_Problem_
Filter this data down to the lines that hold "Output", and copy them.
== == ==
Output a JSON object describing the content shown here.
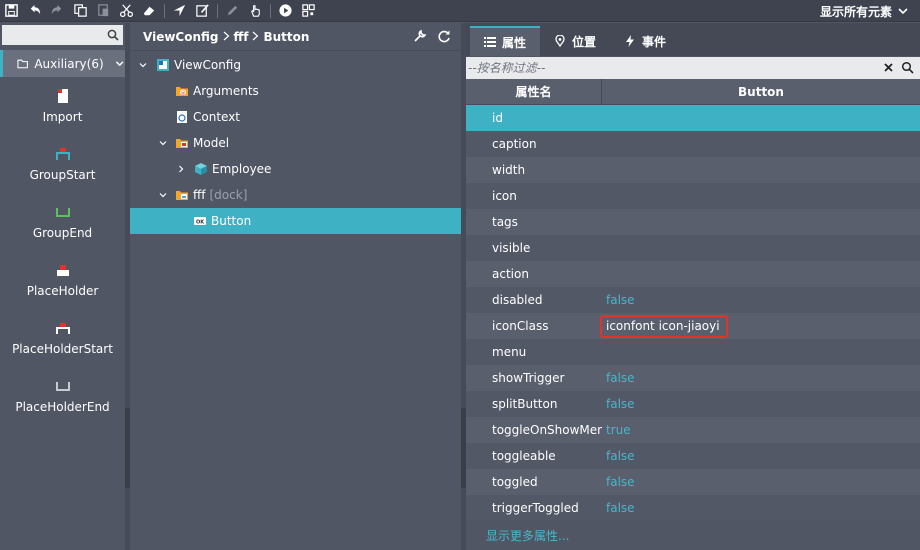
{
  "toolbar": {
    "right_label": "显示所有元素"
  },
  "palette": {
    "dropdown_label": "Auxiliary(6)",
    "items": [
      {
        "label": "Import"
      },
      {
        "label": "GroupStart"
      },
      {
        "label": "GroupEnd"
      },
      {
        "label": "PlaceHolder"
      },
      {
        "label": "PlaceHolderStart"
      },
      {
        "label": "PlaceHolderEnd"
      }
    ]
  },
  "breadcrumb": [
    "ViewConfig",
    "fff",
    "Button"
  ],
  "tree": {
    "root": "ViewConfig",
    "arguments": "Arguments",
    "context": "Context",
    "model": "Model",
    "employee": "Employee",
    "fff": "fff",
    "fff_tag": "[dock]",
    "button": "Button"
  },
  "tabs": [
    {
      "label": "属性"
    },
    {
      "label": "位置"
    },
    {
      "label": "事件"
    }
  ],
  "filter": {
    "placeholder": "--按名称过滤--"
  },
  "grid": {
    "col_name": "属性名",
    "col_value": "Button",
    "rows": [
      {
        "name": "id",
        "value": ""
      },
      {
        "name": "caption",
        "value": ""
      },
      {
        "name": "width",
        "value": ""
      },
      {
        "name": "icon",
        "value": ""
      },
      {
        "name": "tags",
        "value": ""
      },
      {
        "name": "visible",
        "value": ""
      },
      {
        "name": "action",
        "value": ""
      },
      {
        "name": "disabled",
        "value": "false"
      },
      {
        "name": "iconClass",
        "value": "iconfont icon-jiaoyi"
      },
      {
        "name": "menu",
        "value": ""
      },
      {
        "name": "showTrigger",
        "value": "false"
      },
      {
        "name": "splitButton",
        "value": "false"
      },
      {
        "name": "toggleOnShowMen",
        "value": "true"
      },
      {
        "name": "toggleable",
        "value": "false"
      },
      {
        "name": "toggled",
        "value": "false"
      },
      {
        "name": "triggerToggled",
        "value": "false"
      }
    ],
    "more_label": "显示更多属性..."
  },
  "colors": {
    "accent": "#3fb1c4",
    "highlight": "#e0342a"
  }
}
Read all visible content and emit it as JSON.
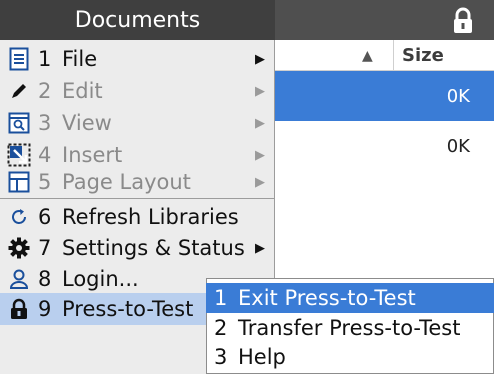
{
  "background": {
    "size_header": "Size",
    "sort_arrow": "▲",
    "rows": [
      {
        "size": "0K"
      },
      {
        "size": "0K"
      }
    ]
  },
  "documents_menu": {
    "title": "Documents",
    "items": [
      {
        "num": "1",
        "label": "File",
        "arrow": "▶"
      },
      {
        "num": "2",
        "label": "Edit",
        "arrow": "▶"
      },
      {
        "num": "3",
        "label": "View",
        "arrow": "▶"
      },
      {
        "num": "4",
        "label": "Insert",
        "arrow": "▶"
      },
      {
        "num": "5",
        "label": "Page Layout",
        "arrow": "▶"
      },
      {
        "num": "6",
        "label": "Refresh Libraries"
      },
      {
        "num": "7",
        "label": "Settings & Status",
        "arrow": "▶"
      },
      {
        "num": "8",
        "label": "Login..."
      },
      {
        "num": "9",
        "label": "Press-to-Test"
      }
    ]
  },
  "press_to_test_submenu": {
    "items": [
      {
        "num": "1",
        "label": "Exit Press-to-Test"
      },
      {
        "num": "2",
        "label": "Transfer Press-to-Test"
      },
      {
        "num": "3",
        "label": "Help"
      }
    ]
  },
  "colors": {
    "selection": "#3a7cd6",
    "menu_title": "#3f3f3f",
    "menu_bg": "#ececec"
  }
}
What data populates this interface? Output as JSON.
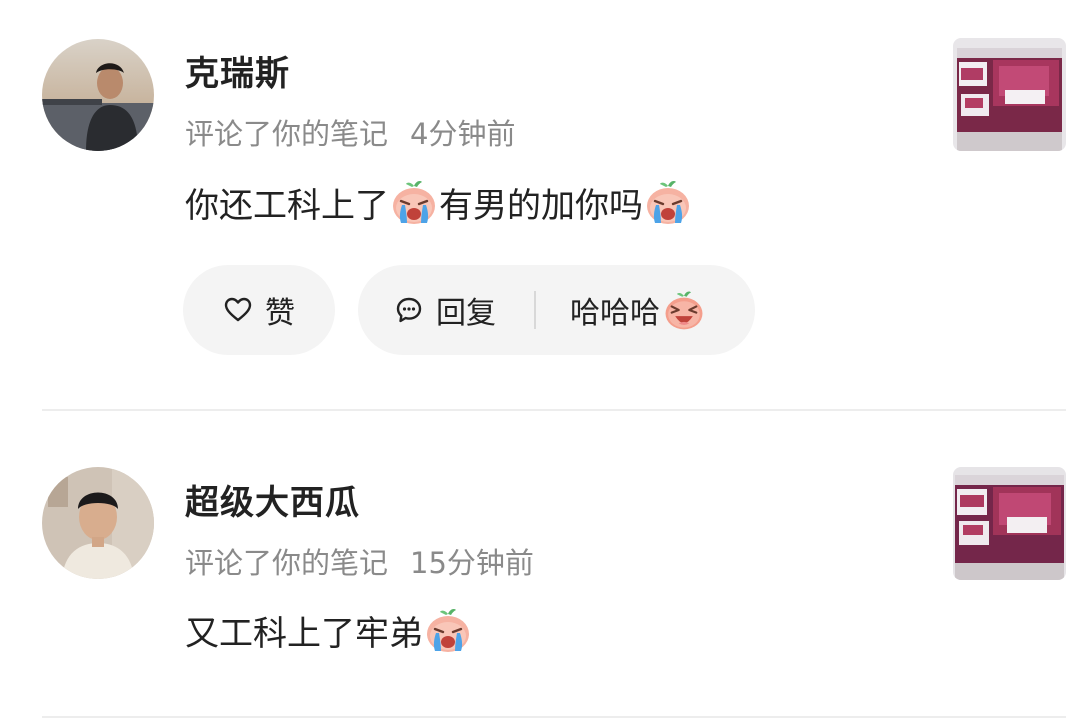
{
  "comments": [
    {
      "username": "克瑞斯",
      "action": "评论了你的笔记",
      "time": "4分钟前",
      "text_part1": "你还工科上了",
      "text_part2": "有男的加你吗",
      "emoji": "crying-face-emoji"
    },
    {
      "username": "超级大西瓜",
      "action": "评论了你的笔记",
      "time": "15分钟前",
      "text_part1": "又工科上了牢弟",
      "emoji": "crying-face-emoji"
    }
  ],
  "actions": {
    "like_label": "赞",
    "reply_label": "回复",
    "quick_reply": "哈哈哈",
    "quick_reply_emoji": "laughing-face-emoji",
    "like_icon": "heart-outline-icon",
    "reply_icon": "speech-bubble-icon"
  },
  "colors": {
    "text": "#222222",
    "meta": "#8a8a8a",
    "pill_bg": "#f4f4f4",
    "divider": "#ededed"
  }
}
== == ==
_Exercise solution_
Output a JSON object describing the content shown here.
What data populates this interface? Output as JSON.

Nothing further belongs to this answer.